[Dataset records]
+++

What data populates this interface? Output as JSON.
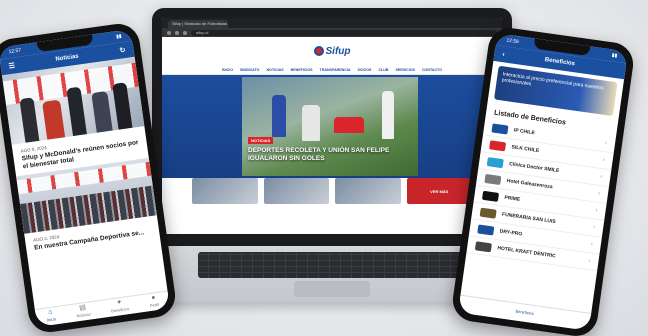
{
  "laptop": {
    "browser": {
      "tab_title": "Sifup | Sindicato de Futbolistas",
      "url": "sifup.cl"
    },
    "site": {
      "logo_text": "Sifup",
      "nav": [
        "INICIO",
        "SINDICATO",
        "NOTICIAS",
        "BENEFICIOS",
        "TRANSPARENCIA",
        "SOCIOS",
        "CLUB",
        "SERVICIOS",
        "CONTACTO"
      ],
      "hero": {
        "tag": "NOTICIAS",
        "title": "DEPORTES RECOLETA Y UNIÓN SAN FELIPE IGUALARON SIN GOLES"
      },
      "thumb_button": "VER MÁS"
    }
  },
  "phone_left": {
    "time": "12:57",
    "title": "Noticias",
    "news": [
      {
        "date": "AGO 9, 2024",
        "title": "Sifup y McDonald's reúnen socios por el bienestar total"
      },
      {
        "date": "AGO 3, 2024",
        "title": "En nuestra Campaña Deportiva se..."
      }
    ],
    "tabs": [
      {
        "label": "Inicio",
        "icon": "home-icon"
      },
      {
        "label": "Noticias",
        "icon": "news-icon"
      },
      {
        "label": "Beneficios",
        "icon": "gift-icon"
      },
      {
        "label": "Perfil",
        "icon": "user-icon"
      }
    ]
  },
  "phone_right": {
    "time": "12:56",
    "title": "Beneficios",
    "promo_text": "Interactúa al precio preferencial para nuestros profesionales",
    "section_title": "Listado de Beneficios",
    "benefits": [
      {
        "name": "IP CHILE",
        "color": "#1b4fa0"
      },
      {
        "name": "SILK CHILE",
        "color": "#d8262c"
      },
      {
        "name": "Clínica Doctor SMILE",
        "color": "#2a9fd6"
      },
      {
        "name": "Hotel Galeazenroza",
        "color": "#7a7a7a"
      },
      {
        "name": "PRIME",
        "color": "#111111"
      },
      {
        "name": "FUNERARIA SAN LUIS",
        "color": "#6b5a2e"
      },
      {
        "name": "DRY-PRO",
        "color": "#1b4fa0"
      },
      {
        "name": "HOTEL KRAFT DENTRIC",
        "color": "#444444"
      }
    ],
    "footer_label": "Beneficios"
  }
}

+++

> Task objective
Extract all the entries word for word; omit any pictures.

> Result of the task
What data populates this interface? Output as JSON.
{
  "laptop": {
    "browser": {
      "tab_title": "Sifup | Sindicato de Futbolistas",
      "url": "sifup.cl"
    },
    "site": {
      "logo_text": "Sifup",
      "nav": [
        "INICIO",
        "SINDICATO",
        "NOTICIAS",
        "BENEFICIOS",
        "TRANSPARENCIA",
        "SOCIOS",
        "CLUB",
        "SERVICIOS",
        "CONTACTO"
      ],
      "hero": {
        "tag": "NOTICIAS",
        "title": "DEPORTES RECOLETA Y UNIÓN SAN FELIPE IGUALARON SIN GOLES"
      },
      "thumb_button": "VER MÁS"
    }
  },
  "phone_left": {
    "time": "12:57",
    "title": "Noticias",
    "news": [
      {
        "date": "AGO 9, 2024",
        "title": "Sifup y McDonald's reúnen socios por el bienestar total"
      },
      {
        "date": "AGO 3, 2024",
        "title": "En nuestra Campaña Deportiva se..."
      }
    ],
    "tabs": [
      {
        "label": "Inicio",
        "icon": "home-icon"
      },
      {
        "label": "Noticias",
        "icon": "news-icon"
      },
      {
        "label": "Beneficios",
        "icon": "gift-icon"
      },
      {
        "label": "Perfil",
        "icon": "user-icon"
      }
    ]
  },
  "phone_right": {
    "time": "12:56",
    "title": "Beneficios",
    "promo_text": "Interactúa al precio preferencial para nuestros profesionales",
    "section_title": "Listado de Beneficios",
    "benefits": [
      {
        "name": "IP CHILE",
        "color": "#1b4fa0"
      },
      {
        "name": "SILK CHILE",
        "color": "#d8262c"
      },
      {
        "name": "Clínica Doctor SMILE",
        "color": "#2a9fd6"
      },
      {
        "name": "Hotel Galeazenroza",
        "color": "#7a7a7a"
      },
      {
        "name": "PRIME",
        "color": "#111111"
      },
      {
        "name": "FUNERARIA SAN LUIS",
        "color": "#6b5a2e"
      },
      {
        "name": "DRY-PRO",
        "color": "#1b4fa0"
      },
      {
        "name": "HOTEL KRAFT DENTRIC",
        "color": "#444444"
      }
    ],
    "footer_label": "Beneficios"
  }
}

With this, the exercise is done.